Bosnia and Herzegovina and its citizens have become hostages to their own Public Prosecutor's Office. All the cases with over 1000 names of Bosnian-Herzegovinian citizens, which were rejected by the Prosecutor's Office at the Hague tribunal, were taken to Belgrade by Dodik's confidant and the head of the Republic of Srpska Association of Prisoners of War Camps Branislav Dukić, where they were – with the support of Serbian President Boris Tadić – submitted to the special War Crimes Prosecutor of the Republic of Serbia Vladimir Vukčević. Thus we have come to the situation where both the Serbian and Bosnian-Herzegovinian prosecutors deal in the same way with the processing of Bosnian-Herzegovinian citizens. It is a real nonsense that both prosecutors are requesting the extradition of General Divjak from Austria, when they both as well as the OHR are aware that the Prosecutor's Office at the Hague tribunal rejected the allegations of the crimes committed by General Divjak and others in the Dobrovoljačka case. The basic responsibility for the present situation lies with the Public Prosecutor of Bosnia and Herzegovina, who should have stopped all further investigations already in 2003 after it received the negative opinion from the Hague Prosecutor's Office regarding the Bosnian-Herzegovinian leaders, General Divjak and others, as well as with the international community which is represented in Bosnia and Herzegovina by OHR. We are actually talking about organised undermining of Bosnia and Herzegovina carried out by Tadić, Dačić and Dodik.


Interpol passed a resolution in November 2010 in Doha (Qatar) in which it abolished provisional measures suspending Serbian warrants against Bosnian-Herzegovinian patriots, after which the "hunting season" against Bosnian-Herzegovinian citizens was opened again. The state authorities of Bosnia and Herzegovina must promptly submit to Interpol a new claim for permanent suspension of all warrants issued in Serbia. They should also launch a diplomatic offensive and inform all the states with which Serbia has concluded bilateral agreements that pending the final decision is adopted by Interpol they should not take any actions or proceedings against the citizens of Bosnia and Herzegovina related to politically motivated warrants that are being constantly issued by Serbia.

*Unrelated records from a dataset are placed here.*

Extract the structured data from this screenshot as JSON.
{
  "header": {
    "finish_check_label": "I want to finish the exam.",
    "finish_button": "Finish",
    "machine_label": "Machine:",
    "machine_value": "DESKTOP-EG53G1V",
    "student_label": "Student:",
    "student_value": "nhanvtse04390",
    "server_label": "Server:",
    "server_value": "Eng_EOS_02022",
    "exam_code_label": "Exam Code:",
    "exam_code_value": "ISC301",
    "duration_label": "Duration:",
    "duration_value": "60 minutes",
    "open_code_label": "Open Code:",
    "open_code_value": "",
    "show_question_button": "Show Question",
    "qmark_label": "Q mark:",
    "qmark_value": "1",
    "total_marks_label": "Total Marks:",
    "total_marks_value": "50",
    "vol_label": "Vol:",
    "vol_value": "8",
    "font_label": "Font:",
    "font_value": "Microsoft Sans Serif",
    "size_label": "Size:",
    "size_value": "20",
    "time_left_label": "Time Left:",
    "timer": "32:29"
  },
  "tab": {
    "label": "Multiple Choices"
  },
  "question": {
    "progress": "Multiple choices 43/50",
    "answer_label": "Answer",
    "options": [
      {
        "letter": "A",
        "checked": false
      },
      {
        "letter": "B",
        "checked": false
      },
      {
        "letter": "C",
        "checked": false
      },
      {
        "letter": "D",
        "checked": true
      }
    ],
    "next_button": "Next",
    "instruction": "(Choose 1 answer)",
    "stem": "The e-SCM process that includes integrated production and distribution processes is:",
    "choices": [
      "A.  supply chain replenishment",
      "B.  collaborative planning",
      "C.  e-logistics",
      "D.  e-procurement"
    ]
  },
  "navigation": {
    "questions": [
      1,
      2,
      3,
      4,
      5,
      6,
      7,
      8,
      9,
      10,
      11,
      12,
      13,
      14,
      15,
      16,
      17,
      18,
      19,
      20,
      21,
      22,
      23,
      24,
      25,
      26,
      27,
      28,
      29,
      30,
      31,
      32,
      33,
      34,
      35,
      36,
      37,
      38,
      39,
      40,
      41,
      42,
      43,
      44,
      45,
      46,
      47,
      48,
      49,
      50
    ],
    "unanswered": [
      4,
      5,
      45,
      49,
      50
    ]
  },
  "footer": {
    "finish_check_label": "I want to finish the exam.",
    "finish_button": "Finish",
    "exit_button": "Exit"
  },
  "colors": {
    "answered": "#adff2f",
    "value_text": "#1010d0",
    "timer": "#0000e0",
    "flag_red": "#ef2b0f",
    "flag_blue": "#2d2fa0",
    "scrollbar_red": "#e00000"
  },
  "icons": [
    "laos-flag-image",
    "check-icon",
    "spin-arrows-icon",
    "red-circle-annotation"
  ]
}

The detention of General Divjak may also have negative repercussions on bilateral relations between Austria and Bosnia and Herzegovina, especially on Austrian investments and companies operating in this country.

Despite the abolishment of visas, the citizens of Bosnia and Herzegovina and the Republic of Croatia will not be able to travel safely to EU member states after tens of thousands politically motivated warrants were issued by the Belgrade regime, which will lead to the decrease in travelling within the West Balkan region and the creation of the general feeling of insecurity due to a flood of unfounded Serbian warrants.

Copy of the ICTY document dated 17 June 2003:

Ljubljana, 5 March 2011